Static animations are the easiest to create. An element animates from one state to another. Both states are predetermined and predictable. Dynamic animations, however, are typically triggered by some event or user interaction. The resulting animation could have a different outcome each time it runs. Rachel demonstrates these differences and explains how the combination of static and dynamic animations can lead to stateful animations.
- We have talked about UX. We have talked about how we can use animations in designs. And why they might help users with certain things in certain places. How the can help ease cognitive load. Now we're going to talk a little bit about how we implement animations, on the code side, programmatically. I want to clarify some different ways of approaching animation. So first of all, there's a static way. This is where it in animation it runs from start to finish.
It has no branching logic. Just predefined sequences. This is an example of a thing I made where the only interaction people have is clicking that tassel. The rest of this is all CSS animations. It's running from start to end. It's really not interpreting anything from us. It's not taking any extra information. It's just, it's static. No logic. It's very much, just doing what we tell it.
It's very declarative. For those people familiar with programming terms. Now there's stateful. Stateful animations are when you take a default state and have an event happen. Like a hover or a page transition, something like that. And then it moves to a different state. It's Boolean input. Either it's happening or it's not happening. We see these a lot on our devices. States become much more pronounced in app environments. They really help us bounce between tasks. This is Evernote. One version of Evernote.

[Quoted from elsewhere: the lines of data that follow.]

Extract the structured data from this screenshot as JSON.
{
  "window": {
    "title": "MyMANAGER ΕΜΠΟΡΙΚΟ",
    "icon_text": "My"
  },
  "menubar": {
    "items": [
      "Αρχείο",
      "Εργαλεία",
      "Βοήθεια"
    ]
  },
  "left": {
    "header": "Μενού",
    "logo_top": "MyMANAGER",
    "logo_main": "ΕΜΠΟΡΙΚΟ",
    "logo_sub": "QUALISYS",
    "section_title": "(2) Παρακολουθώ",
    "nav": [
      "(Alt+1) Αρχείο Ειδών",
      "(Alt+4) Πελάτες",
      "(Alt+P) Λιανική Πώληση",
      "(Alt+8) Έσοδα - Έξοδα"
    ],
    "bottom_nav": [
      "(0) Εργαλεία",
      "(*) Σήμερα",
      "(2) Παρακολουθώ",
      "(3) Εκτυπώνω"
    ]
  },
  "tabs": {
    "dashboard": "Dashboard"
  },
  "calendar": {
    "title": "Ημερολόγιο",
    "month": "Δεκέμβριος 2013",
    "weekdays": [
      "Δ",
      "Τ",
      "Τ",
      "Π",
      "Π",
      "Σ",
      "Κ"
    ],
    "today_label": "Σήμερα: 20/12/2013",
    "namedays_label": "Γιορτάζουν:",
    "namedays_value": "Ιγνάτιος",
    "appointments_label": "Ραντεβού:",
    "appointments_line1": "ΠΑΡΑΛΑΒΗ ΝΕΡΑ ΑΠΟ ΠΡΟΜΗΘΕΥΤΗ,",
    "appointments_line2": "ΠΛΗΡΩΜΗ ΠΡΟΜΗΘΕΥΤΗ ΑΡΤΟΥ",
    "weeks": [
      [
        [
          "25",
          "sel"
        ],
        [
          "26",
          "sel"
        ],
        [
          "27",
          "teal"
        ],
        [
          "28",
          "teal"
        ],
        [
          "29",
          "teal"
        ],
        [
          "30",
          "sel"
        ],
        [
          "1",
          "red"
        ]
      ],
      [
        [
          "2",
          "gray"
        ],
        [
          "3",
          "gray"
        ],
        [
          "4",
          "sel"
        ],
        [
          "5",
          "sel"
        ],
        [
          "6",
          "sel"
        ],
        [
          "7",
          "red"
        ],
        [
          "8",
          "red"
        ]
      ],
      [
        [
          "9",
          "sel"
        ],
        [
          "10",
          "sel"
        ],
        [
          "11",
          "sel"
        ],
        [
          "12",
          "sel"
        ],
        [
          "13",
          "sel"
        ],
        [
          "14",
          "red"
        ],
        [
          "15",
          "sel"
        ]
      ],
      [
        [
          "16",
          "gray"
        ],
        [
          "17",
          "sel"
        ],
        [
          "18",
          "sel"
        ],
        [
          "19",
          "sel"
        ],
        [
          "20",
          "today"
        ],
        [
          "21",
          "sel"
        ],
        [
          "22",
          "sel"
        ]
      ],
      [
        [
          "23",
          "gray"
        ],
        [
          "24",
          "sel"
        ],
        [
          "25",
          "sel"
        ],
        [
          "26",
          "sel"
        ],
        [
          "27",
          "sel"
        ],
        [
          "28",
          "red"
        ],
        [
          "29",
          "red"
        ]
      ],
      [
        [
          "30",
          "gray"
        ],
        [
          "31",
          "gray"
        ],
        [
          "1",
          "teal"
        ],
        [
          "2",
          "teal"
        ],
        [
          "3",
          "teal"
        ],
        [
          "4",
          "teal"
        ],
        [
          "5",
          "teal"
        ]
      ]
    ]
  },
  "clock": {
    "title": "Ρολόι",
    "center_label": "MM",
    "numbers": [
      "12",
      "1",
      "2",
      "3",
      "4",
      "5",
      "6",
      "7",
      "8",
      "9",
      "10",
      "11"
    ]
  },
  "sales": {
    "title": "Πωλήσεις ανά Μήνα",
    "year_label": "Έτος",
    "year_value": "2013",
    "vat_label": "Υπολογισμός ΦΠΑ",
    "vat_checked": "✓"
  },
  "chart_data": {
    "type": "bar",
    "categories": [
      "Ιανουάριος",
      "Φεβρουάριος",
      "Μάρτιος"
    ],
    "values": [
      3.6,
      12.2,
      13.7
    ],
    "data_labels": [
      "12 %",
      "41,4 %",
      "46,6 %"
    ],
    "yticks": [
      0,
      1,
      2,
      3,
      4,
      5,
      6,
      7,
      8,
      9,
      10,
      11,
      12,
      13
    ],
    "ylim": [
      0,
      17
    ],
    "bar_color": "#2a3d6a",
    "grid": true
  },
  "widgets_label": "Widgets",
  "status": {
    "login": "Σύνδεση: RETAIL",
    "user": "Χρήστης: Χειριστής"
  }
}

Notice that there's a difference. There are three things you can do with Evernote. You can either search for something or you could be writing something. Notice when you edit, that whole thing slides up for you. We're in a writing state. Or we could scoot back. And then there are dynamic animations. And these are the hardest for us to do. We can't do these with CSS. They're too much.
This is where you take rules and you take variables and the computer generates the new state. Based on the inputs and how they impact the rules that you've given it. There are no predefined states that you can use. It determines it's own outcomes. This is a really big deal for things like dashboards. This is a demo from a friend of mine, Alex Graul at CrowdStrike. He gave me permission to use this to show you all. Now you can't really imagine this kind of a dashboard as a page with a bunch of database line entries in it.
Note: This course was created by Frontend Masters. It was originally released on 09/15/2016. We're pleased to host this training in our library.
- CSS transitions and animations
- Using animation in product design
- Creating a sprite animation with CSS
- Stateful transitions and supplemental animations
- Using developer tools to manipulate animations
- Jump cuts and in-betweening
- Static vs. dynamic animations
- Designing performant animations